The Malvinas Strike Back
Just pages into Argentinian author Carlos Gamerro’s sprawling, genre-bending novel The Islands, we meet one of the most chilling and repulsive characters in contemporary literature: Fausto Tamerlán, an industrial magnate who oversees his empire from atop two glass towers that dominate the skyline of Buenos Aires. Tamerlán’s power is nearly absolute, but he’s in a bit of a bind: His unstable son César pushed a man to his death, and there are multiple witnesses who must be identified and silenced.
Enter the main character, Felipe Félix, a professional hacker and Falklands War veteran with a piece of shrapnel lodged in his skull. Tamerlán offers Félix a sizeable reward if he can steal and deliver police files on the witnesses. As a kind of initiation, Tamerlán hands Félix an “acrylic prism about the size of a gold ingot, with a long, opaque object inside” and then reveals its provenance: a turd. One of his own, no less.
Disgusting, to be sure, yet also laugh-out-loud funny. But the very next scene takes things to entirely different level: Félix is forced to witness a coked-up Tamerlán sexually abusing his son in horrendous, bestial fashion. Meanwhile, Tamerlán’s live-in psychoanalyst watches approvingly and christens Tamerlán a Nietzschean übermensch who has heroically transcended all morality!
This kind of quick jump between the darkly comical and the just plain dark is a trademark feature of The Islands. And this applies not just to the detective story plot, but also to the novel’s true subject: the psychological aftermath of the Falklands War, a short-lived conflict in 1982 between Argentina and the United Kingdom over a sparsely populated archipelago in the South Atlantic. The Islands is a gripping portrayal of both the tragic and tragicomic ways in which the Falkland Islands (a.k.a. Islas Malvinas) have sculpted the personal and national identities of Argentinians for generations. “Argentina is an erect prick ready to breed, and the Malvinas, its balls,” says an aggressively patriotic character in the novel. “When we recover them, fertility shall return to our lands.”

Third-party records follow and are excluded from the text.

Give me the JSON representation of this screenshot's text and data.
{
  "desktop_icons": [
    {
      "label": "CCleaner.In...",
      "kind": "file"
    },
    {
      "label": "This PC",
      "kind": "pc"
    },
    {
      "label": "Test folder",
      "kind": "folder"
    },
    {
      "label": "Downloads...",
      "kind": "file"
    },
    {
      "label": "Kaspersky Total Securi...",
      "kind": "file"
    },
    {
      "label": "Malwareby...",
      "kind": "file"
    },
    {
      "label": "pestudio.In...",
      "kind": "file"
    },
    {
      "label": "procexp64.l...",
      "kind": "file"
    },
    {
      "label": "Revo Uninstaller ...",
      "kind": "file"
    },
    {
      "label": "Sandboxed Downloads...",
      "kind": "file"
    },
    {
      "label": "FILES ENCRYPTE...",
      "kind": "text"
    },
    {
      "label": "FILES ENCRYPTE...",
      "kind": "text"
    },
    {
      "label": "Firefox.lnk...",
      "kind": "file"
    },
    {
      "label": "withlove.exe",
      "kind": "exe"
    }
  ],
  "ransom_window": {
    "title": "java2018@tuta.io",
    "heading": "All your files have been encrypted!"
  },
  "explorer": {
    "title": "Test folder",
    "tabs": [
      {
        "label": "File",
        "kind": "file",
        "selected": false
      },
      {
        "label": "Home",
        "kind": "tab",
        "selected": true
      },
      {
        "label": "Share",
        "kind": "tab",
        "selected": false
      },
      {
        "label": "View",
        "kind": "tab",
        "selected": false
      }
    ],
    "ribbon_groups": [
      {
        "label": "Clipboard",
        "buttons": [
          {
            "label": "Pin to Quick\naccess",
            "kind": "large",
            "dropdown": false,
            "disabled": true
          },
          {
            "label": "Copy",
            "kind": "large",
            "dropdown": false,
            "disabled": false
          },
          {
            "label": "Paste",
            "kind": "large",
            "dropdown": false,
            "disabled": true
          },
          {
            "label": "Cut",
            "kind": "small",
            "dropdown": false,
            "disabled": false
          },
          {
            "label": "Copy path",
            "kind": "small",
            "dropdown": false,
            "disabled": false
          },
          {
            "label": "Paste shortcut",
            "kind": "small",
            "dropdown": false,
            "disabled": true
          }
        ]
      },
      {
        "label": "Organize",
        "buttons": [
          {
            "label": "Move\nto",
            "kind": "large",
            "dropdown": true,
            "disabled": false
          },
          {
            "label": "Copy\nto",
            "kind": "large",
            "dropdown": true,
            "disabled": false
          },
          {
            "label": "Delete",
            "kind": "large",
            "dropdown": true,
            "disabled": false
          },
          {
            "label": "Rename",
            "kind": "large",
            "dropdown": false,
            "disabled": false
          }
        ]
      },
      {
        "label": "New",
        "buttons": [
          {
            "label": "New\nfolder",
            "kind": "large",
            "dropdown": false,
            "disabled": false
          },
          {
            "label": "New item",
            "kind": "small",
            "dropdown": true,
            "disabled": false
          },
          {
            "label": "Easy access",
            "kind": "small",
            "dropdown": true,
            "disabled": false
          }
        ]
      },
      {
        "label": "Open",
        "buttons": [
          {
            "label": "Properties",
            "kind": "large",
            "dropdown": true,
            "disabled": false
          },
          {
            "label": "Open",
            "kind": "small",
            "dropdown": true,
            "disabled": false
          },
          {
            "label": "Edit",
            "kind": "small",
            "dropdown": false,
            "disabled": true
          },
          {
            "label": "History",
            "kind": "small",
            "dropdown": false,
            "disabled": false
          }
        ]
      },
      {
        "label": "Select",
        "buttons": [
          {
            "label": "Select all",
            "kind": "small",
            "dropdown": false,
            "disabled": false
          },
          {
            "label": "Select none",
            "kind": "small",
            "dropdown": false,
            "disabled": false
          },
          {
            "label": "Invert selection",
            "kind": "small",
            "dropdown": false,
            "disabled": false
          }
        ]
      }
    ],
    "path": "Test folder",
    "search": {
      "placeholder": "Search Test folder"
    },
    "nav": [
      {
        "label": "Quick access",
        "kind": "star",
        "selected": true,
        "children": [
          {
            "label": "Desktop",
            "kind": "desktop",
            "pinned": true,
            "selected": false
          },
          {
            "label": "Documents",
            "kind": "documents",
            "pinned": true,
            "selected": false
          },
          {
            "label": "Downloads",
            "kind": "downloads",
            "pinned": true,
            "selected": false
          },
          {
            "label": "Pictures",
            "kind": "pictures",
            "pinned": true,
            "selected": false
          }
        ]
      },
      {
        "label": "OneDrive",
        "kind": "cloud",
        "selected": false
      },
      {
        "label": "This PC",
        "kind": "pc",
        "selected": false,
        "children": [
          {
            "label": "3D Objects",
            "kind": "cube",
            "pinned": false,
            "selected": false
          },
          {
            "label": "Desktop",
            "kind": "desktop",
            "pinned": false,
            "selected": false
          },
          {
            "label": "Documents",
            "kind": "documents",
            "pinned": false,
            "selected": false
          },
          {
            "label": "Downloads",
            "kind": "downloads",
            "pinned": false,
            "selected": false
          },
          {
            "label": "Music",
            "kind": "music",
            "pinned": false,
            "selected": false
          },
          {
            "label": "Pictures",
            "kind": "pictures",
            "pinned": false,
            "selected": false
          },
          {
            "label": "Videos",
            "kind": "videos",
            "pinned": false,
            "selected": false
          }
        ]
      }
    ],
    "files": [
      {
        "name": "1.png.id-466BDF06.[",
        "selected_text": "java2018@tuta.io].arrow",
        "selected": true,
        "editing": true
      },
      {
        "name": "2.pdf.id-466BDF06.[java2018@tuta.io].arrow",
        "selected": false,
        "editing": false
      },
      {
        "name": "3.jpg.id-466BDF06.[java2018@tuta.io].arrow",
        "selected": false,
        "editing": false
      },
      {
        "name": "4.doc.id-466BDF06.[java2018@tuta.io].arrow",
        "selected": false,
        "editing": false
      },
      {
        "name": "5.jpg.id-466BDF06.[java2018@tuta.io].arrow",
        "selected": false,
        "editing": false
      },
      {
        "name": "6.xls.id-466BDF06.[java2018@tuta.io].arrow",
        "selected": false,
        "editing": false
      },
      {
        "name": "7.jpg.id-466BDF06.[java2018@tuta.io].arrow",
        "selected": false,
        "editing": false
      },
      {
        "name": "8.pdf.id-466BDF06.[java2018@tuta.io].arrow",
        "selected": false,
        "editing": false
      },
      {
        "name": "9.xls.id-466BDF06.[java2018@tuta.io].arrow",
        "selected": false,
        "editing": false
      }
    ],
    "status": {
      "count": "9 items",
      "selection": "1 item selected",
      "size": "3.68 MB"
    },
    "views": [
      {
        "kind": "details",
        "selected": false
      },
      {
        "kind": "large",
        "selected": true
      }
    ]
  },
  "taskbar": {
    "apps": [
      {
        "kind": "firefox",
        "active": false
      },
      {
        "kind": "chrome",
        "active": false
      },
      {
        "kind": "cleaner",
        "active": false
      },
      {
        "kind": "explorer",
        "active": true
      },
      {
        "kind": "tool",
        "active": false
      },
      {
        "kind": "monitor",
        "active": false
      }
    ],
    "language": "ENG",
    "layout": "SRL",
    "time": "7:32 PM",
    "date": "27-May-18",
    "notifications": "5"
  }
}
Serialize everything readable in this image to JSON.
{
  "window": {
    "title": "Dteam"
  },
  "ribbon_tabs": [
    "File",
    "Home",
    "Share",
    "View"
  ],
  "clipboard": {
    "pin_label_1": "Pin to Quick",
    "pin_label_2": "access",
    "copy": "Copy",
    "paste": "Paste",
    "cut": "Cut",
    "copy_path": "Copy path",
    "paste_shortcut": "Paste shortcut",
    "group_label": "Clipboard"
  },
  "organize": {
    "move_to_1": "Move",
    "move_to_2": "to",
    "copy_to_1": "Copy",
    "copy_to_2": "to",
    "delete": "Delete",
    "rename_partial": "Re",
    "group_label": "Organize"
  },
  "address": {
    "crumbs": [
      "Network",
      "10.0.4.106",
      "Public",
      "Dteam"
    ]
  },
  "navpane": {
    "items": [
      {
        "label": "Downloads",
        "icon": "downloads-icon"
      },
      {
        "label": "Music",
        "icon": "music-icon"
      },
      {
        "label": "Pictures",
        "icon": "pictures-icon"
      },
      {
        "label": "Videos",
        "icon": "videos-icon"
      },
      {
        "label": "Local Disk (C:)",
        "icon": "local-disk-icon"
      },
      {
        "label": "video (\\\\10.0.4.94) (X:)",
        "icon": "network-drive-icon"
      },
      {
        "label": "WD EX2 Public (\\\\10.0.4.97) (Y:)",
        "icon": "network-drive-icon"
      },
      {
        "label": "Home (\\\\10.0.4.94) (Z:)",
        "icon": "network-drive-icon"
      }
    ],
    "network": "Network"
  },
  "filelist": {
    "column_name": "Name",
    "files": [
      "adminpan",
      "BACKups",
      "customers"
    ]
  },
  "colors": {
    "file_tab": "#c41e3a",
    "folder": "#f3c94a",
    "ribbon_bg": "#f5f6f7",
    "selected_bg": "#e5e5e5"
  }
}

As Félix explores leads for Tamerlán, he experiences the never-ending aftershocks of the war that reverberate through Argentinian society, particularly among the veteran community. Ignacio, ex-soldier and friend of Félix, spends countless hours constructing a true-to-life model of the Malvinas that reproduces “every stone, every window, every fence, every participant.” And at the request of his former commanding officer, General Verraco, Félix programs a computer game called “The Malvinas Strike Back.” The game recreates the 1982 skirmish, but is rigged so that the Argentinians flout the British soldiers every time. Verraco immerses himself in the game, eager to embrace an alternative history more aligned with his fantasies. Like so many characters in Gamerro’s novel, Verraco’s identity revolves around a denial of defeat and an irrational dream of one day recapturing the islands.
The title of the video game is apt: The Malvinas do indeed strike back by continually bombarding Félix and his compatriots with traumatic memories and frustrated national ambitions. “There are two bits torn out of the hearts of every one of us, and they’re the exact shape of the islands,” says one character. Félix and his fellow combatants stumble through the labyrinthine passages of The Islands as ghostly presences, doomed to continually relive and reenact the wounds of history. But the novel’s darkly comic tones offset some of this heaviness and create a more fluid reading experience. And this irony-laden humor has a very specific purpose: While The Islands conveys the trauma of the war and the injustice of Britain’s colonial exploits, it also repeatedly critiques and lambasts Argentina’s out-of-proportion fixation on the Malvinas at the expense of more pressing concerns. So although Gamerro vividly depicts his characters’ genuine wounds, he also underscores the tragic absurdity of the idée fixe that blinds them to all other considerations.
Christopher C. Guider holds a Ph.D. in English and Comparative Literature and has published numerous articles on the relationship between memory, place and photography in twentieth-century works of literature.